We’d unhook the fish and put them in a bucket of water to check them out. At the end of the day we’d always let them go but I’ll always remember those summer afternoons, especially now that my uncle has passed.
And I know I’m not the only one with memories like it. Michigan is home to more than 11,000 lakes that are home to nearly 150 species of fish, which makes our mitten prime fishing grounds. And since fishing allows people hours to sit and talk, sans technology, it’s the perfect activity for a little family bonding time.
But before you strap on your galoshes or shove out to sea for a fishing weekend with your kids, the Department of Natural Resources has some guidelines you need to follow, including how and when to get your child a kids fishing license. Here, Jim Francis, the Lake Erie Basin Coordinator with the Michigan DNR explains and offers his tips to planning a trip with kids.
Getting your kids fishing license
Kids 16 and under don’t need to have a fishing license to fish, but as soon as they hit their 17th birthday it becomes required, Francis explains.
They are available through the DNR and at most sporting goods stores and range in price from $10 for a day pass to a $26 annual pass for residents or a $76 annual pass for non-residents. You can also get a combo hunting and fishing license for $76-$266.
After you purchase your license, you should have it on you when you’re out fishing in some capacity.
“Previously, you had to have a hard copy,” Francis says. ” (But) with technology you can show them on your cell phone.”
Rules and regulations
Families that want to fish should also be aware of the fishing seasons and size limits, which they can learn about through the fishing regulation guidebook, which they can view online or get when they purchase their license.
“(Regulations) vary by what lake you’re on and what species you’re targeting,” Francis explains.
For example, according to the 2016-17 handbook, which is available on the DNR’s website, certain fish like channel catfish and flathead catfish open season spanned the whole year in all waters, whereas northern pike and walleye open season varied from lake to lake.

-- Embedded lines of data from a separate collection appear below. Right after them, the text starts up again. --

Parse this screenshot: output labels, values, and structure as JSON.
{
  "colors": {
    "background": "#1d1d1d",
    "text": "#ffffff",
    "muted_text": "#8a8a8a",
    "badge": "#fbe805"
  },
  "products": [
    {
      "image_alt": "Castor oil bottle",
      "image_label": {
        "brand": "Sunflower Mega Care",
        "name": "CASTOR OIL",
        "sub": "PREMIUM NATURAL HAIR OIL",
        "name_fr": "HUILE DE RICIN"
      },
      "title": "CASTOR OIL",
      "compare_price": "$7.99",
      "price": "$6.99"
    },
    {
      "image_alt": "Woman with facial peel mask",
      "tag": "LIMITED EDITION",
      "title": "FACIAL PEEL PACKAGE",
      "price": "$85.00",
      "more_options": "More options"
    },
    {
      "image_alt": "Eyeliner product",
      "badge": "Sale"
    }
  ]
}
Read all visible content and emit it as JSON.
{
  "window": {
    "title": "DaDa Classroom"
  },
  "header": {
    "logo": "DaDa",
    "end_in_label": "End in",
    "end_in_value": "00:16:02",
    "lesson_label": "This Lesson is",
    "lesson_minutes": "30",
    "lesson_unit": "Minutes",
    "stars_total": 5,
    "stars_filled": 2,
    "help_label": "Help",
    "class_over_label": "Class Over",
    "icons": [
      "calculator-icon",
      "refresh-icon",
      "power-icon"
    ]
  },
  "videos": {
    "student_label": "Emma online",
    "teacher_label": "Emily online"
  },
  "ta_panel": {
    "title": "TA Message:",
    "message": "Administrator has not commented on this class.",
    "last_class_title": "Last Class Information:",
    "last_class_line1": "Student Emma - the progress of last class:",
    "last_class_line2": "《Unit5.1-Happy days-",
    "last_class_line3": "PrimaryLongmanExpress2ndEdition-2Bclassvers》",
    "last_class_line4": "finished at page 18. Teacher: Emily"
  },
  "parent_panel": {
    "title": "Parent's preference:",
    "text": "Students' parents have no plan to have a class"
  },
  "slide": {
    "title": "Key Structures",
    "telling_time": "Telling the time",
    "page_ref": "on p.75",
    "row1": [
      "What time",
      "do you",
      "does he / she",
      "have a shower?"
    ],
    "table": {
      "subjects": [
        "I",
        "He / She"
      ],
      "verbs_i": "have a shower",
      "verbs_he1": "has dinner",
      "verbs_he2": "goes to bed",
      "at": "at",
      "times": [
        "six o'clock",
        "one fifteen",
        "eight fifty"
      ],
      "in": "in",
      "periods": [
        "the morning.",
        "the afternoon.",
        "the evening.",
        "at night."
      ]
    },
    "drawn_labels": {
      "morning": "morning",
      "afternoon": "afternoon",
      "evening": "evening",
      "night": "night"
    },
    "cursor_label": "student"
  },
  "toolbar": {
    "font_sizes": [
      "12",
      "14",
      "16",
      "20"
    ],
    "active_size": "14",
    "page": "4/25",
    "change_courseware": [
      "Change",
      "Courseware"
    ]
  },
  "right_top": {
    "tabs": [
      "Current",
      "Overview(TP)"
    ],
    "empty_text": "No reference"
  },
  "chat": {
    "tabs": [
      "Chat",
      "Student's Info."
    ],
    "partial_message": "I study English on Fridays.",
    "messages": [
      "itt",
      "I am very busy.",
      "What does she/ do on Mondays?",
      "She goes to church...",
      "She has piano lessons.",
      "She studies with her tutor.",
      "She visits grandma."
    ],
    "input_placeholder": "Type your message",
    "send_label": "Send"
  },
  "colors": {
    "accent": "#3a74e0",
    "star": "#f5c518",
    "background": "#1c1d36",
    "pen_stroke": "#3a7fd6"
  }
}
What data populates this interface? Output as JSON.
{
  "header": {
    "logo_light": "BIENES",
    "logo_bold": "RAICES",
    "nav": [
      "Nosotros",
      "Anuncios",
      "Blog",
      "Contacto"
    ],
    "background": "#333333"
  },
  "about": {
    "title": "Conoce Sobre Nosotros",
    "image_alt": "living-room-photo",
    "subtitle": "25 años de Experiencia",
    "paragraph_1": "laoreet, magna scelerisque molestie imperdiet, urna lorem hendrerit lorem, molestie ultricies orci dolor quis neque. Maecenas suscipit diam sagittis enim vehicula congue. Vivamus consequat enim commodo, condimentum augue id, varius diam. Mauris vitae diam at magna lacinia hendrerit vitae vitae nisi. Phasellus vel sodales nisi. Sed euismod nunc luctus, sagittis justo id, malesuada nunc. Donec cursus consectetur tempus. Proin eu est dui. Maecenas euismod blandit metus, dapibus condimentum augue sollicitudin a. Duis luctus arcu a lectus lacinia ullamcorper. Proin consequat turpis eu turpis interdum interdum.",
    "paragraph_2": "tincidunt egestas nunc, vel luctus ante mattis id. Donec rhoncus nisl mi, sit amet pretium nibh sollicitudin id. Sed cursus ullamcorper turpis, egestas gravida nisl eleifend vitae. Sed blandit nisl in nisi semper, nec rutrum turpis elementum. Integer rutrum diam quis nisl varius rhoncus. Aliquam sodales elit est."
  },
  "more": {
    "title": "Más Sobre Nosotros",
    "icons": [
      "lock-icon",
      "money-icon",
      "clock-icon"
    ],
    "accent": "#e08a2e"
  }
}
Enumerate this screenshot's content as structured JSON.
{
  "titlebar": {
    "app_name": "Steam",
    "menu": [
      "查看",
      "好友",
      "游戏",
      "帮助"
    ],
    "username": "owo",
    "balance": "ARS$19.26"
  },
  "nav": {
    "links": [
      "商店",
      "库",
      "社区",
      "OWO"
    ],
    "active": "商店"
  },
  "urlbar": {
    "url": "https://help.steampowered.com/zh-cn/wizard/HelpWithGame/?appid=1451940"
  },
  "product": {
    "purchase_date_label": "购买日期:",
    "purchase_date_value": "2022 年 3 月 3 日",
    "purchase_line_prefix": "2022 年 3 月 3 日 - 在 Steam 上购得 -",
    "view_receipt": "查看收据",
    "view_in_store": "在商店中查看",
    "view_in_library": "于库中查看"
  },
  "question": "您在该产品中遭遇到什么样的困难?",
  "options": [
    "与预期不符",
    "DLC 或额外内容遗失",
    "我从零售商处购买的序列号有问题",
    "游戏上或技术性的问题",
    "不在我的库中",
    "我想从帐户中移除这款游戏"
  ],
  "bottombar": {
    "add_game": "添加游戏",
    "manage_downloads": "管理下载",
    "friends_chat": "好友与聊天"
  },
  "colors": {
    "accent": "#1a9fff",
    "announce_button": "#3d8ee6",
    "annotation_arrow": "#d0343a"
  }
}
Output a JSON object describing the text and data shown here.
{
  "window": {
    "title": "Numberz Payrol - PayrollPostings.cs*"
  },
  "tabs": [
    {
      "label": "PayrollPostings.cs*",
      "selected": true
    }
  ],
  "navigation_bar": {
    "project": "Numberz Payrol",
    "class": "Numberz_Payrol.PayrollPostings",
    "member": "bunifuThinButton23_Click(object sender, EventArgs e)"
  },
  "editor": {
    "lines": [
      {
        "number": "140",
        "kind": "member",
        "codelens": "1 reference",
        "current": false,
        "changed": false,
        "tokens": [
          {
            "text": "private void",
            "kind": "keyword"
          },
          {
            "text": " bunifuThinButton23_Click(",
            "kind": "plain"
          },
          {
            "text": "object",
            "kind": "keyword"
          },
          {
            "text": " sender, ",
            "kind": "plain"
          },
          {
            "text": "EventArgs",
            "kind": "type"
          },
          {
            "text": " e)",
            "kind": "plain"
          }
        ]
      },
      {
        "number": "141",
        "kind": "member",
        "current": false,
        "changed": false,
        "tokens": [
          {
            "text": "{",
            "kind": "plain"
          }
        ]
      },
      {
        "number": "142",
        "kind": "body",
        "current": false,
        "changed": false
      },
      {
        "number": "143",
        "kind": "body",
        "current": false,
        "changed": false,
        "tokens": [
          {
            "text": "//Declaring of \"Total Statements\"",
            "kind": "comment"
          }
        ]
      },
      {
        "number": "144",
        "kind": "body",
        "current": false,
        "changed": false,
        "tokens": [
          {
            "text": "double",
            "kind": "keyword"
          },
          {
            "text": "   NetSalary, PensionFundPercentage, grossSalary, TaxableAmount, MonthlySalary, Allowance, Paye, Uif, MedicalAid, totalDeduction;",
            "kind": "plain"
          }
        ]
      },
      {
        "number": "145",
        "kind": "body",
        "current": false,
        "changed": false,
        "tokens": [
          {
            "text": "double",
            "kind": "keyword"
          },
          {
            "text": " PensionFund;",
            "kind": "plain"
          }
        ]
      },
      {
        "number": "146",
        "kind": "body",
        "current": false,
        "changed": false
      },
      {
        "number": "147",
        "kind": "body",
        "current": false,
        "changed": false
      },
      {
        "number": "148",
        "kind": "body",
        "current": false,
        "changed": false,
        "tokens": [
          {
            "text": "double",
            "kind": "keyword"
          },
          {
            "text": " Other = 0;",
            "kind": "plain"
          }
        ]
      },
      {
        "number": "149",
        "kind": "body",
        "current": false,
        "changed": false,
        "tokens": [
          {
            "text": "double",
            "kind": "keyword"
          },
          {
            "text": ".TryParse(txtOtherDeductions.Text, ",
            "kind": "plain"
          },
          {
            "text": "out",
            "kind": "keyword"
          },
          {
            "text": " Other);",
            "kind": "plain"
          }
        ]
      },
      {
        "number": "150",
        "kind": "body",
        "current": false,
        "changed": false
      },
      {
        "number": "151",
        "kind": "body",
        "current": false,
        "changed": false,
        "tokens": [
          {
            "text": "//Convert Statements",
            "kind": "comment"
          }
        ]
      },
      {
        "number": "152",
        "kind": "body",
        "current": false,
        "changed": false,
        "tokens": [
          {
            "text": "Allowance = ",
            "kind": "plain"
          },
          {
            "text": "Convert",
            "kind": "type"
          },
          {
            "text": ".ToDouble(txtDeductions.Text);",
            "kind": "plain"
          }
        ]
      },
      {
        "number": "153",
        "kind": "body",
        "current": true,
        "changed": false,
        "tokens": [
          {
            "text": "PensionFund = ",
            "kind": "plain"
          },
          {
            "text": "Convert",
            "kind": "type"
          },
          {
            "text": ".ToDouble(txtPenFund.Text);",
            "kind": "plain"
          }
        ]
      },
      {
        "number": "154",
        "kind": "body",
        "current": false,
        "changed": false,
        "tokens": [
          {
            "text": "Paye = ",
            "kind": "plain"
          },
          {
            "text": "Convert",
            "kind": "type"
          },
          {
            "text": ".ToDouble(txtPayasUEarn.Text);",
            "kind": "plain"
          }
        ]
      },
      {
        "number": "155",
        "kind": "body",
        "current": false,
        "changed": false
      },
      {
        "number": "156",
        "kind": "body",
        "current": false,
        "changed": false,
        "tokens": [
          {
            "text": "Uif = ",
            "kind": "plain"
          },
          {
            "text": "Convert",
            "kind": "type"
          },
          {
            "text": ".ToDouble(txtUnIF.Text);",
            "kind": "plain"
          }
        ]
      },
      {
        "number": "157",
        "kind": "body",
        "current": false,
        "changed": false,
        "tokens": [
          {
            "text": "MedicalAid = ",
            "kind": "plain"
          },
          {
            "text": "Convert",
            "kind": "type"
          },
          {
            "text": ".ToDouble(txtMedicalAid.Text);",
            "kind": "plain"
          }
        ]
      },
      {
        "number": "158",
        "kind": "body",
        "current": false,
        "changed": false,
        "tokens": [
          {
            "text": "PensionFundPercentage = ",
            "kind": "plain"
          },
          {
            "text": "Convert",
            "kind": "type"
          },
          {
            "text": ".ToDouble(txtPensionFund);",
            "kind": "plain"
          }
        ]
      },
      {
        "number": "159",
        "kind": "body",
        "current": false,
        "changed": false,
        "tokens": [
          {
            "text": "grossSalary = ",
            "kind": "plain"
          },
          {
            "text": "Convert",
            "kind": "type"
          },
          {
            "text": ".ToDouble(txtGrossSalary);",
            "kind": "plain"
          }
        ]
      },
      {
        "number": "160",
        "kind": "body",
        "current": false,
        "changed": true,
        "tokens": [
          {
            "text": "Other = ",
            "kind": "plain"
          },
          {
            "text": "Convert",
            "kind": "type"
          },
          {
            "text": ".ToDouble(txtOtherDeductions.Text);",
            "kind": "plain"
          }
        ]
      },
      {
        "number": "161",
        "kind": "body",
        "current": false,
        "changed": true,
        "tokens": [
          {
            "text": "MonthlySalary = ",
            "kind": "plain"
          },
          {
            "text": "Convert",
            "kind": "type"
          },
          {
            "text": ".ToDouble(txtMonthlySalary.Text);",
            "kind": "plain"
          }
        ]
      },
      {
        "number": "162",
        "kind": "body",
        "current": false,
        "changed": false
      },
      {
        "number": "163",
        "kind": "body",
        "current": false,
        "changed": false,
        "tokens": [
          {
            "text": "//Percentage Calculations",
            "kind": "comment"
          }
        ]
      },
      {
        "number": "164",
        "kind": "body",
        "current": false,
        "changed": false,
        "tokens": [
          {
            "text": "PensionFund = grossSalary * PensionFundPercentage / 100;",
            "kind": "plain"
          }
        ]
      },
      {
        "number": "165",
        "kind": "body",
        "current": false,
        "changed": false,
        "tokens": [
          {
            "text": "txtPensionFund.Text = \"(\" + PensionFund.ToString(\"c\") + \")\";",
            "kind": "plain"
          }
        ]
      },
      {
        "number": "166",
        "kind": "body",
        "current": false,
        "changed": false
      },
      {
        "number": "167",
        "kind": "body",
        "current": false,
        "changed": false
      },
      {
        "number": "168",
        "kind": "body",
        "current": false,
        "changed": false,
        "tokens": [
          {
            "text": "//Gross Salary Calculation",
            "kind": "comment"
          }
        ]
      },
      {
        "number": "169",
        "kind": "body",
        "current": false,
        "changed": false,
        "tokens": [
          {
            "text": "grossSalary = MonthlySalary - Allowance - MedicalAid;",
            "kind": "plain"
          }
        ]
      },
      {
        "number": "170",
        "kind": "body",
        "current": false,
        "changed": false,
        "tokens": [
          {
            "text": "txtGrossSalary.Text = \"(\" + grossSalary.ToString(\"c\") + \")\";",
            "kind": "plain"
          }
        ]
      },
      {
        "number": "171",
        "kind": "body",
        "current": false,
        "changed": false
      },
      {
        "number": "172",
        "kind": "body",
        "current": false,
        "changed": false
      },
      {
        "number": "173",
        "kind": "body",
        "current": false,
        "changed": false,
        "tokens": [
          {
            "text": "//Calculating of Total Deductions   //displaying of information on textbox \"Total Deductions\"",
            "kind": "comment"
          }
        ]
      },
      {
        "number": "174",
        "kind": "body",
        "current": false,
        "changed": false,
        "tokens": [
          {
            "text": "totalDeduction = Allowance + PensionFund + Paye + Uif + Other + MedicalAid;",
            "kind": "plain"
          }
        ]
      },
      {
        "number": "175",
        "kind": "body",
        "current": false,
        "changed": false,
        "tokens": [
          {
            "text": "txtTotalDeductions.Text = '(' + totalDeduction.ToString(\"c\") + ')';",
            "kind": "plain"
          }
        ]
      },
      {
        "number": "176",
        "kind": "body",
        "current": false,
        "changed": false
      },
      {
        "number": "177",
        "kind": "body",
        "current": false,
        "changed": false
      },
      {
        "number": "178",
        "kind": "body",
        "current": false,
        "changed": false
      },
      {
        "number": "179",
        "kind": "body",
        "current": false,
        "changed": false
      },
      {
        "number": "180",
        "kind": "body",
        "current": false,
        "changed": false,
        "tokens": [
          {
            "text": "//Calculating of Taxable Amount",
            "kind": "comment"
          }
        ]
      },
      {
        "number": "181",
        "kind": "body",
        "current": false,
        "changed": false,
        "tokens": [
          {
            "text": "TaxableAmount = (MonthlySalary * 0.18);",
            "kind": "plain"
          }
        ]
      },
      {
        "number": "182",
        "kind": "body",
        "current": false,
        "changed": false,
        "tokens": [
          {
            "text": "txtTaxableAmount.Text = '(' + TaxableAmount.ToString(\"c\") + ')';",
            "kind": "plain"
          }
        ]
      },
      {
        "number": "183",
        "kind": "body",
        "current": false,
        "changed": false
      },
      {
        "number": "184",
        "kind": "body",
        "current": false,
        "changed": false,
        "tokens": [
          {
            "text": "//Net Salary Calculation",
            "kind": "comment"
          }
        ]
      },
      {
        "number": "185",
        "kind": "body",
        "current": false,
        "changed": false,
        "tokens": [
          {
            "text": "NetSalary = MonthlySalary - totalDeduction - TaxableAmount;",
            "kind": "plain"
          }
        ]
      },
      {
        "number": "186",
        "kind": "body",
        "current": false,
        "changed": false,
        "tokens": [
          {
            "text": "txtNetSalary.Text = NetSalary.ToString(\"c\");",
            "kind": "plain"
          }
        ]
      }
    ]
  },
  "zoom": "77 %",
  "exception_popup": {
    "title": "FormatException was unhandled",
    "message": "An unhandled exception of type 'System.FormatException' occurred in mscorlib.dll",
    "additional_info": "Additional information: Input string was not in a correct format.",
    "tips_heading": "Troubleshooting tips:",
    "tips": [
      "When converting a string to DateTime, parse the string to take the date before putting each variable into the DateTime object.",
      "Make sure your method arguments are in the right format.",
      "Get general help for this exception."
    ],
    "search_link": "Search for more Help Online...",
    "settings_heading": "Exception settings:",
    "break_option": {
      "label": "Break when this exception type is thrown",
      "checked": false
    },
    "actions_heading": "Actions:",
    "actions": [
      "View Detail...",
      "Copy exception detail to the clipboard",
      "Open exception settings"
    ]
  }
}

With this in mind, it is unlawful to take a fish outside of that fish’s open season or have more than three lines per person in the water. Also, things like chumming, transplanting wildlife and commercially selling catches are prohibited.
Dip nets, fish shanties and bait are also regulated. Francis recommends checking the handbook before you go out for the day to make sure you understand and are within the law during your trip.
Planning your day
Once you have all these technical details in order, you can hit the lakes for some fun but Francis, who has spent the better part of 50 years fishing the lakes, recommends you gear your trip to the age of your child and their level of interest.
“Younger kids have a short attention span,” he laughs. “We joke around that the first half hour kids are excited about it. They’re catching fish and having fun but that wears off. Then they’ll start playing with the fish and bait and that buys you a half hour, and then you bust out the snacks and that will buy you half an hour.”
So, if the child is younger it may be best to plan a shorter trip. But when the child gets a bit older you can add more time, especially if he likes to fish.